While subtlety must be sacrificed for the Pale Lady to present actual danger, it is not a "violent" danger. I half expected a reveal that her sweet smile might conceal a mouthful of fangs, but anything so cornball is thankfully averted, and I have no doubt this is one that might stick with viewers the hardest.


"Wait a minute!" you say again, "who the heck is the Jangly Man?!"

Me Tie Dough-ty Walker was the story that disturbed me the most as a child, namely the weirdness of the distant, approaching song and the dreamy abnormality of a pet dog singing back. While we don't hear the song coming closer and closer - which I definitely missed - the dog's reactions are there, and they are slightly more "realistic" but marvelously unsettling nonetheless.

In the original story, this all culminated in a bloody, severed head tumbling out of a chimney, opening its eyes and screaming as the story ends. In the movie, the head snarls the Me Tie Dough-Ty Walker line before it is further joined by a series of other body parts that link together into what is ostensibly based on the story "Aaron Kelly's Bones." However, the ghost of Aaron Kelly was a more jovial, dancing sort, whereas this being is an incredibly fast and powerful killer.

This change unfortunately makes for the least effective monster in the movie, a much more "typical" kind of scary and more in-your-face. It might have been leagues more horrific if it was still a smiling, dancing figure or even if it had the mournful, whiskered face of the original chimney head. No direspect to the amazing performance by Troy James, whose ability to contort his body has audiences constantly mistaking his characters for computer effects, but I think there was a wasted opportunity here on the part of Del Toro to create something much more jarring and unwholesome than just enough hissing, spitting ghoul.

I suppose, in the end, that this may just be the rest of the movie spoiling me. After the Pale Lady covered a more hallucinatory sort of fear, it makes sense that the next monster would be a more violent, more action-packed threat, giving each monster in the film its own trademark style of fright.


Our final monster is one that doesn't come from the books at all, and was already shown in the official trailers, so we may as well share a screenshot anyway. Sarah Bellows is the device that ties all of these various monsters together into a single story: the ghost of an abused, institutionalized young girl who had nothing to do but write, and write, and write, and used to read her work to local children who listened in through the wall of her prison. Whether she was compiling stories she already knew about or invented them herself is never clear, but the curse of her vengeful spirit is capable of bringing those stories to life, picking off those who have angered her through whatever tale they found or would have found to be the most terrifying.
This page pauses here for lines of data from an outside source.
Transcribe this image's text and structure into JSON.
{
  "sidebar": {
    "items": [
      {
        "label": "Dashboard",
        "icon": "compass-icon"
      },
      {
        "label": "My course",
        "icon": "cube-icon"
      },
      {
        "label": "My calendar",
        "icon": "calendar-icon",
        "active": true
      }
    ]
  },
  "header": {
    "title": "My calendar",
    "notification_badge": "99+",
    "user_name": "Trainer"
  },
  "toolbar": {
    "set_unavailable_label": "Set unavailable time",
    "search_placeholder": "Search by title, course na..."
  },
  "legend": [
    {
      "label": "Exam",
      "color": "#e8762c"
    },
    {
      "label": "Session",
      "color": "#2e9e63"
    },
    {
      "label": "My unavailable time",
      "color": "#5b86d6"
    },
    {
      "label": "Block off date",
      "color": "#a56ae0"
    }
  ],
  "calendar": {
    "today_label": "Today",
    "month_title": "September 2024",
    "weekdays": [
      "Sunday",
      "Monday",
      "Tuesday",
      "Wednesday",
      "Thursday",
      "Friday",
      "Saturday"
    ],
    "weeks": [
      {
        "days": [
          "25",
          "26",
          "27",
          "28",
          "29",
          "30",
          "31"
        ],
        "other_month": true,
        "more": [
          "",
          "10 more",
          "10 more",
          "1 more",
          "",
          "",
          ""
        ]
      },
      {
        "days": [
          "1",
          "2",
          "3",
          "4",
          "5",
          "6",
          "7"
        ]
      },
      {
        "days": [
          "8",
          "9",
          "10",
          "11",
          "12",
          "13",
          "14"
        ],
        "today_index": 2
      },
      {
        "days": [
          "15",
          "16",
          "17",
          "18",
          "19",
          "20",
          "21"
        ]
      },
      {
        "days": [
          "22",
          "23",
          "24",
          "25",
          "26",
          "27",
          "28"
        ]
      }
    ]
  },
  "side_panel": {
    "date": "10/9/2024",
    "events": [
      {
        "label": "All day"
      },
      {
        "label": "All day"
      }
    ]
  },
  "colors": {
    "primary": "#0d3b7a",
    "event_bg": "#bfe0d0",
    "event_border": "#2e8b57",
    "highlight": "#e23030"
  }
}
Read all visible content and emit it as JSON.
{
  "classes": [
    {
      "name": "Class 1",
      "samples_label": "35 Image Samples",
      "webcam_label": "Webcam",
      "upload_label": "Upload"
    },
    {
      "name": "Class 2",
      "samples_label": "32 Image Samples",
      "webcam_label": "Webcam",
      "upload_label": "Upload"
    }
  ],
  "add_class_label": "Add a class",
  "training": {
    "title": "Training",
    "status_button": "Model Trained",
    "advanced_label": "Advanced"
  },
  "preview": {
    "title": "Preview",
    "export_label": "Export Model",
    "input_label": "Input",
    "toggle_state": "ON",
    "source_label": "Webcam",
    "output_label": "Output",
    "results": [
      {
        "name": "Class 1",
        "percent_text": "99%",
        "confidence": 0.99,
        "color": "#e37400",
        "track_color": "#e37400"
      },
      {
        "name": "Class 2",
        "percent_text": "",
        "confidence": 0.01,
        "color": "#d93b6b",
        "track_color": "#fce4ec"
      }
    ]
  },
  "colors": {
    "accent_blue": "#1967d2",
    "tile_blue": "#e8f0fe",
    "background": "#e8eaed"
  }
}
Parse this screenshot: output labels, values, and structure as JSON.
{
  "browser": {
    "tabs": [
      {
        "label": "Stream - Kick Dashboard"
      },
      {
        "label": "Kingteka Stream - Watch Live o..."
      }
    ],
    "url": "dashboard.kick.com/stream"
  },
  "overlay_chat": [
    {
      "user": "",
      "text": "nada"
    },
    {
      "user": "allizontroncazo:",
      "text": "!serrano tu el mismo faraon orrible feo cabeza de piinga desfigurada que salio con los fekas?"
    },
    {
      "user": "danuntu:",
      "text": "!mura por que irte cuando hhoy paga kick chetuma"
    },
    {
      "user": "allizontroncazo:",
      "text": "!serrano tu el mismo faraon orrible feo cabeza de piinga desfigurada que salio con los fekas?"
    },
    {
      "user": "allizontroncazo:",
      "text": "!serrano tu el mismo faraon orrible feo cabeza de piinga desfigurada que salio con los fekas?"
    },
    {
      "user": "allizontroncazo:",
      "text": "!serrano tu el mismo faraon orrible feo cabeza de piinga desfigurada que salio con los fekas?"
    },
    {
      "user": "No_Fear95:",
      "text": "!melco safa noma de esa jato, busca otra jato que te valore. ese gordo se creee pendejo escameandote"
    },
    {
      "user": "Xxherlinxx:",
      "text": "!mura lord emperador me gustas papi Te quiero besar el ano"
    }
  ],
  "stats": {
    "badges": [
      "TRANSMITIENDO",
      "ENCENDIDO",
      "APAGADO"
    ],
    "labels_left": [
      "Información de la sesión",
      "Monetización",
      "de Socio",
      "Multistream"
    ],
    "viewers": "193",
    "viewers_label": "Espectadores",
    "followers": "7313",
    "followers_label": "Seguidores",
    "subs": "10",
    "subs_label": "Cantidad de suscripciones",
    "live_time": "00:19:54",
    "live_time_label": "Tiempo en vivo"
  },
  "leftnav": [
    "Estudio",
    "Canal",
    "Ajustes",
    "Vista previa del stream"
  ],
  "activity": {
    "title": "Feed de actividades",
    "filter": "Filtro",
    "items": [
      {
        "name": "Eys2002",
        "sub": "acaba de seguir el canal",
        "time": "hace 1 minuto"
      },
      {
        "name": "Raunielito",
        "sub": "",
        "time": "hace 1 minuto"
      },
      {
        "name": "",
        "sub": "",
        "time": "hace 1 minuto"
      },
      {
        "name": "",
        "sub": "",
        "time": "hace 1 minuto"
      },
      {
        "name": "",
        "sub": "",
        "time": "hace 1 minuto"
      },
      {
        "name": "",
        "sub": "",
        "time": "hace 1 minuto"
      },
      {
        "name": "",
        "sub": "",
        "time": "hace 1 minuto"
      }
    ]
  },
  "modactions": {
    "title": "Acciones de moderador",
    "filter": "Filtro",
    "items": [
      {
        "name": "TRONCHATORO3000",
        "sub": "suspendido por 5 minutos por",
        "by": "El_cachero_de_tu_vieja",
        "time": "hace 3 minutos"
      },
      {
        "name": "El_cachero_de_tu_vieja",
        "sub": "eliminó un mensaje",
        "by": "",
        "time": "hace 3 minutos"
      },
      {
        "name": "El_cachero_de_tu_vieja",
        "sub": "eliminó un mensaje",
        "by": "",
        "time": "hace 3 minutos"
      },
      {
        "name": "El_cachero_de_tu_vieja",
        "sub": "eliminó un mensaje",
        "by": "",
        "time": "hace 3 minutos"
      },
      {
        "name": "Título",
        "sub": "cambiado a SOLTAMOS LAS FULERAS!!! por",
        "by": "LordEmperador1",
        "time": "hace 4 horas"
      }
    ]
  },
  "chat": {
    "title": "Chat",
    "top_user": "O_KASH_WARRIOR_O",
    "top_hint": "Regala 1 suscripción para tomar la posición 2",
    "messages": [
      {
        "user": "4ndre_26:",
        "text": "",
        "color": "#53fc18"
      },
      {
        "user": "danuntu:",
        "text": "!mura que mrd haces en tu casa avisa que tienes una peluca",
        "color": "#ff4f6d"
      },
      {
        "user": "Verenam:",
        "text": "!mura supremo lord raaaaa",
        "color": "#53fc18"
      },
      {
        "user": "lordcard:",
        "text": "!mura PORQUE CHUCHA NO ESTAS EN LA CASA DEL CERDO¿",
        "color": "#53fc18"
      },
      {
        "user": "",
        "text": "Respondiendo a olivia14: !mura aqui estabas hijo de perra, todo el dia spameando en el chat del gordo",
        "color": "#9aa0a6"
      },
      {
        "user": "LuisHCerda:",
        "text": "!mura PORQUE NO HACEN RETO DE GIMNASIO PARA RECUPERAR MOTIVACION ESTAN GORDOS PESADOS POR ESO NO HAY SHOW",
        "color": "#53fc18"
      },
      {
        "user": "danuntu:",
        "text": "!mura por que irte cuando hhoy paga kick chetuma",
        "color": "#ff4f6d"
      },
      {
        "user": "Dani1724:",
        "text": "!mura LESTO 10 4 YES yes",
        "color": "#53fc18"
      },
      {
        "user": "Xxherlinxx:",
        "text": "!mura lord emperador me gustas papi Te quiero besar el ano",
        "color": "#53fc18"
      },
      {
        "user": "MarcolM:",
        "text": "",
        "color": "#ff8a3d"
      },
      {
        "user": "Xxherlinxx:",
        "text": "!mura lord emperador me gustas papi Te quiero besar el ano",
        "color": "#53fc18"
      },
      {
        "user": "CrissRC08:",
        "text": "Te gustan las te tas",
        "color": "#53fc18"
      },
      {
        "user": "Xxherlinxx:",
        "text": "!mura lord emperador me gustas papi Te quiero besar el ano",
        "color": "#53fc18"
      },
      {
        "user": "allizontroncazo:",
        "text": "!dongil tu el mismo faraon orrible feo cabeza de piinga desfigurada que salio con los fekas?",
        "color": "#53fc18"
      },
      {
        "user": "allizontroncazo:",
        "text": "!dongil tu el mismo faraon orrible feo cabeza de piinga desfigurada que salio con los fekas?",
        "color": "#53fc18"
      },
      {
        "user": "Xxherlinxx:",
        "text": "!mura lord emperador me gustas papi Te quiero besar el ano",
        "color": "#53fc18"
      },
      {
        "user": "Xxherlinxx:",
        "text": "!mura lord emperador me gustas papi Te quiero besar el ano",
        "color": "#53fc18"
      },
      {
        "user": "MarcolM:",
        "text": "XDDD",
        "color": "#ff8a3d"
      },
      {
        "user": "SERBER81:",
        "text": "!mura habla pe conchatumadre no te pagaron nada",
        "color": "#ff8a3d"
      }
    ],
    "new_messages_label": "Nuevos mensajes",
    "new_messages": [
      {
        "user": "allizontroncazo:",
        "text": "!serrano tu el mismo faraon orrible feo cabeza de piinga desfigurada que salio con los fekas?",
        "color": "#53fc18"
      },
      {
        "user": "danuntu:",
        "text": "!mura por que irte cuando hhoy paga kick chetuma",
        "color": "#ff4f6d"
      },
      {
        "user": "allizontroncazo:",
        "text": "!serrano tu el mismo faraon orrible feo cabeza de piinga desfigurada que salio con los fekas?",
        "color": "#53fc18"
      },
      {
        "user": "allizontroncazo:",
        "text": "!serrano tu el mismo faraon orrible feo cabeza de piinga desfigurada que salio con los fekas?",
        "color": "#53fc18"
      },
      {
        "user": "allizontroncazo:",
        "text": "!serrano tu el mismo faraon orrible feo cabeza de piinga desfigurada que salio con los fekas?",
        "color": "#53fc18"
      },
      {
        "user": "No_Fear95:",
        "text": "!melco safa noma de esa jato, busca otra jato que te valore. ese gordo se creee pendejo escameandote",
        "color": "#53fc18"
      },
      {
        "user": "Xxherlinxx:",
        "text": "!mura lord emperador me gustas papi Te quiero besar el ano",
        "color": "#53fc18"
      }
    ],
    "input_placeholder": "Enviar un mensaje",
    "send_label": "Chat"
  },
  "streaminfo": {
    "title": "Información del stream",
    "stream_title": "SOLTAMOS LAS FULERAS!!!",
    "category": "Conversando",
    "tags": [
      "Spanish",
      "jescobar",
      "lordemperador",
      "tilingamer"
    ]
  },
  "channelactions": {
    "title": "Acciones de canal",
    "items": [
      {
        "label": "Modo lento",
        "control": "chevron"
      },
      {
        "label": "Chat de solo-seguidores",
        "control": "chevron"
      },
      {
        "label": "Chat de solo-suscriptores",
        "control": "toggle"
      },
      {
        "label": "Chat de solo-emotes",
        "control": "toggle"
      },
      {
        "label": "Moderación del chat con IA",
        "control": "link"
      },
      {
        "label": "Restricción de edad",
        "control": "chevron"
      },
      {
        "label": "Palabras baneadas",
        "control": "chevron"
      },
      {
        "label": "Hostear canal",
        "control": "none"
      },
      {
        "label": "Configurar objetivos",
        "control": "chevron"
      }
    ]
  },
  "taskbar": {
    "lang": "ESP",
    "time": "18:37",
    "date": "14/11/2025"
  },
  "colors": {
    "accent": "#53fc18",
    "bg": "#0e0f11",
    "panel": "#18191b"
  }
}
Sarah Bellows hits on many typical ghost story elements: she was born with an abnormal condition, she was mistreated by her family, and she murdered other children until she was committed to an insane asylum...or so we're told. These cliche's are, of course, set up by the narrative only to be deconstructed by the end, and they're not the only tired tropes this movie subverts. If any of it sounds appealing to you so far, you're in for a pretty good time. It even ends on an optimistic note that sets up the possibility for a sequel, but would still work just as well as a single, self-contained story. I'd put this up there with The Nightmare Before Christmas and Trick R' Treat on a list of viable Halloween traditions, and I look forward to whatever impact some of its monsters end up making on our pop culture landscape. Where's my Pale Lady action figures and plushes already???